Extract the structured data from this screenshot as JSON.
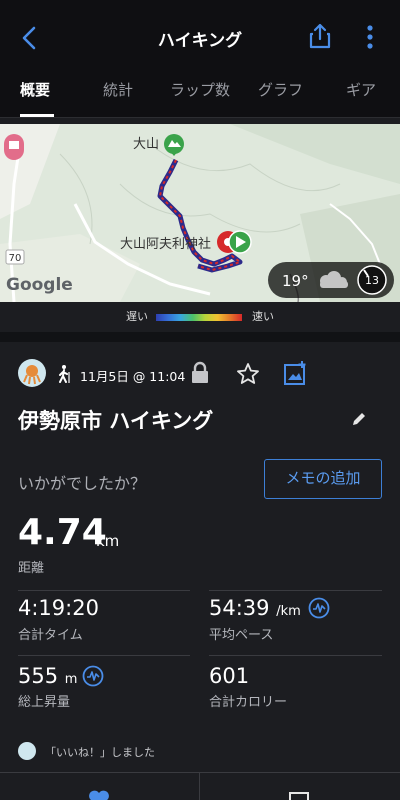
{
  "header": {
    "title": "ハイキング"
  },
  "tabs": [
    {
      "label": "概要"
    },
    {
      "label": "統計"
    },
    {
      "label": "ラップ数"
    },
    {
      "label": "グラフ"
    },
    {
      "label": "ギア"
    }
  ],
  "map": {
    "peak_label": "大山",
    "shrine_label": "大山阿夫利神社",
    "road_number": "70",
    "google_label": "Google",
    "weather_temp": "19°",
    "wind_value": "13"
  },
  "legend": {
    "slow": "遅い",
    "fast": "速い"
  },
  "activity": {
    "date": "11月5日 @ 11:04",
    "title": "伊勢原市 ハイキング",
    "prompt": "いかがでしたか？",
    "memo_button": "メモの追加"
  },
  "distance": {
    "value": "4.74",
    "unit": "km",
    "label": "距離"
  },
  "stats": {
    "time": {
      "value": "4:19:20",
      "label": "合計タイム"
    },
    "pace": {
      "value": "54:39",
      "unit": "/km",
      "label": "平均ペース"
    },
    "ascent": {
      "value": "555",
      "unit": "m",
      "label": "総上昇量"
    },
    "calories": {
      "value": "601",
      "label": "合計カロリー"
    }
  },
  "social": {
    "like_text": "「いいね！」しました"
  },
  "colors": {
    "accent": "#3d7fd6",
    "background": "#1c1d21",
    "route": "#d6292a"
  }
}
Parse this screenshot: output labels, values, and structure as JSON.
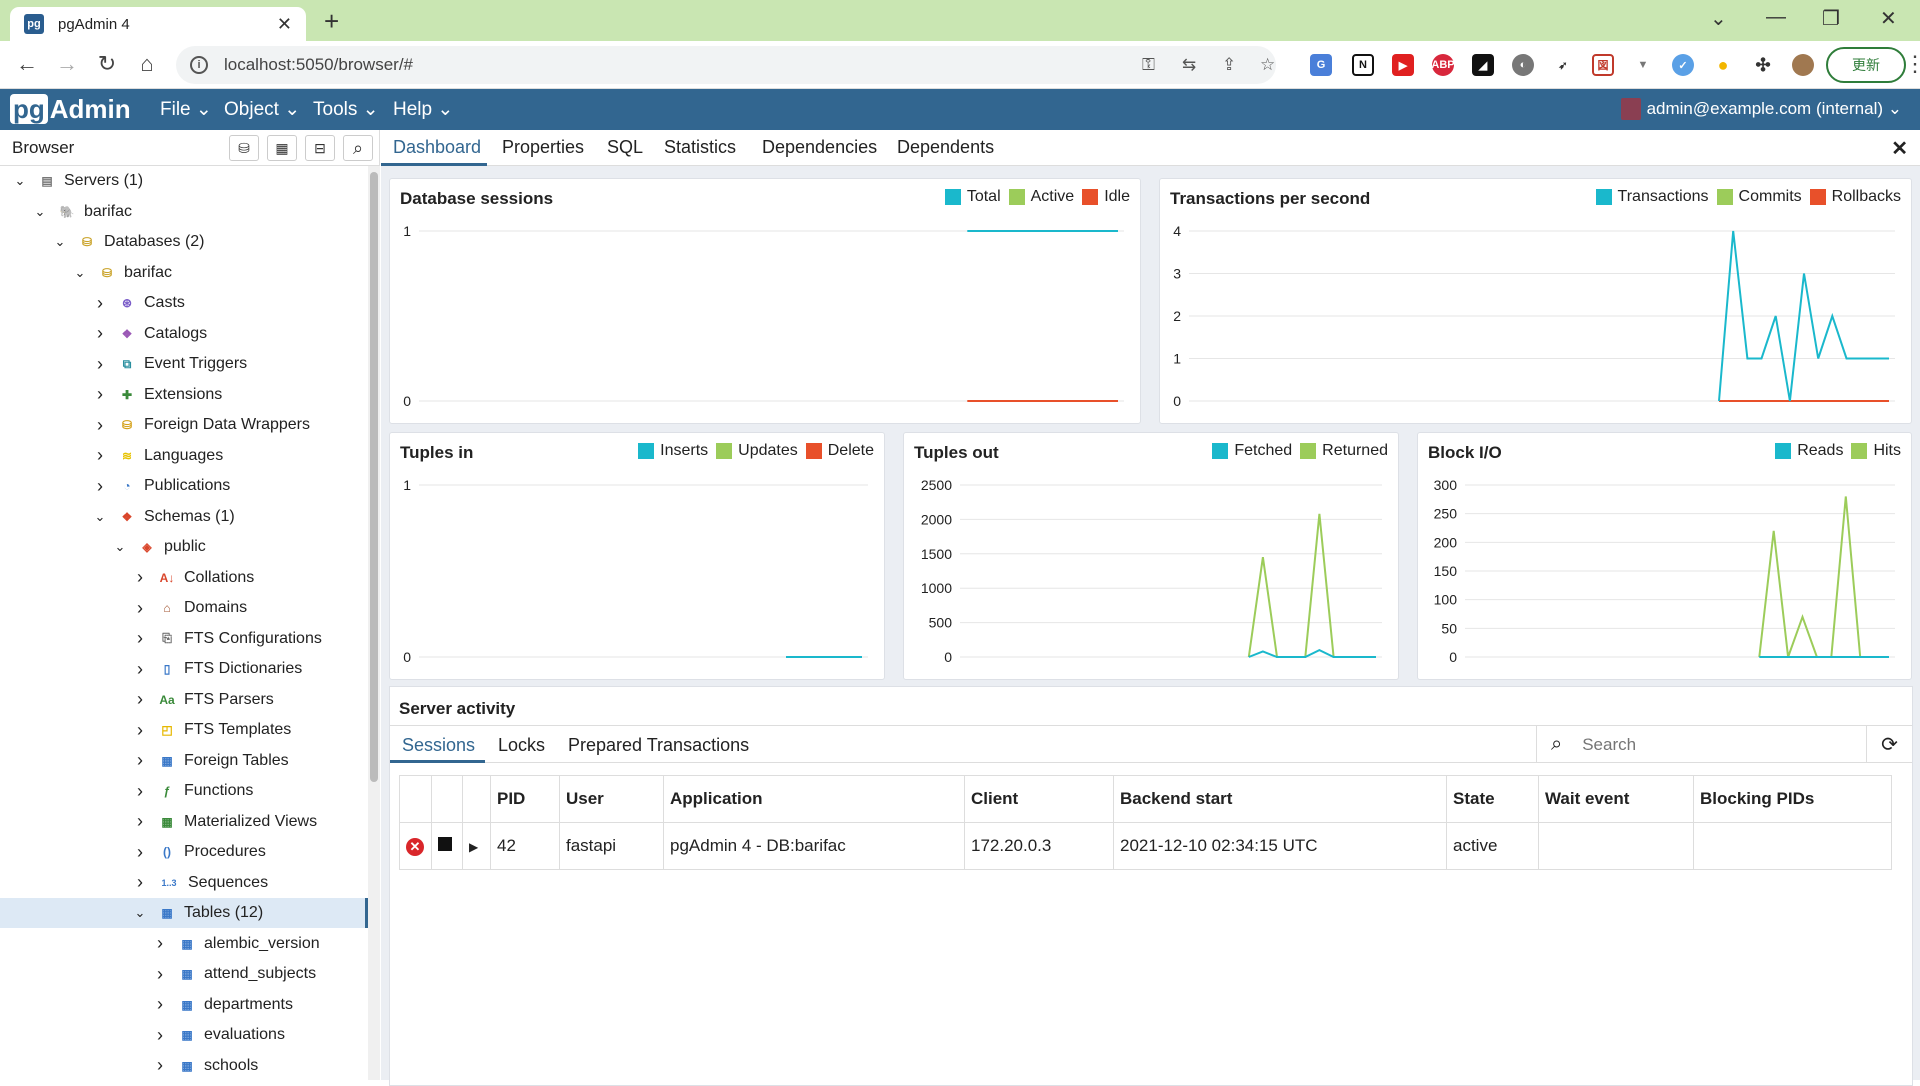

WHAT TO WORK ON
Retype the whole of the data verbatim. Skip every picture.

RESULT FOR THIS EXERCISE
Extract the structured data from this screenshot as JSON.
{
  "header": {
    "title": "ハイキング"
  },
  "tabs": [
    {
      "label": "概要"
    },
    {
      "label": "統計"
    },
    {
      "label": "ラップ数"
    },
    {
      "label": "グラフ"
    },
    {
      "label": "ギア"
    }
  ],
  "map": {
    "peak_label": "大山",
    "shrine_label": "大山阿夫利神社",
    "road_number": "70",
    "google_label": "Google",
    "weather_temp": "19°",
    "wind_value": "13"
  },
  "legend": {
    "slow": "遅い",
    "fast": "速い"
  },
  "activity": {
    "date": "11月5日 @ 11:04",
    "title": "伊勢原市 ハイキング",
    "prompt": "いかがでしたか？",
    "memo_button": "メモの追加"
  },
  "distance": {
    "value": "4.74",
    "unit": "km",
    "label": "距離"
  },
  "stats": {
    "time": {
      "value": "4:19:20",
      "label": "合計タイム"
    },
    "pace": {
      "value": "54:39",
      "unit": "/km",
      "label": "平均ペース"
    },
    "ascent": {
      "value": "555",
      "unit": "m",
      "label": "総上昇量"
    },
    "calories": {
      "value": "601",
      "label": "合計カロリー"
    }
  },
  "social": {
    "like_text": "「いいね！」しました"
  },
  "colors": {
    "accent": "#3d7fd6",
    "background": "#1c1d21",
    "route": "#d6292a"
  }
}
Parse this screenshot: output labels, values, and structure as JSON.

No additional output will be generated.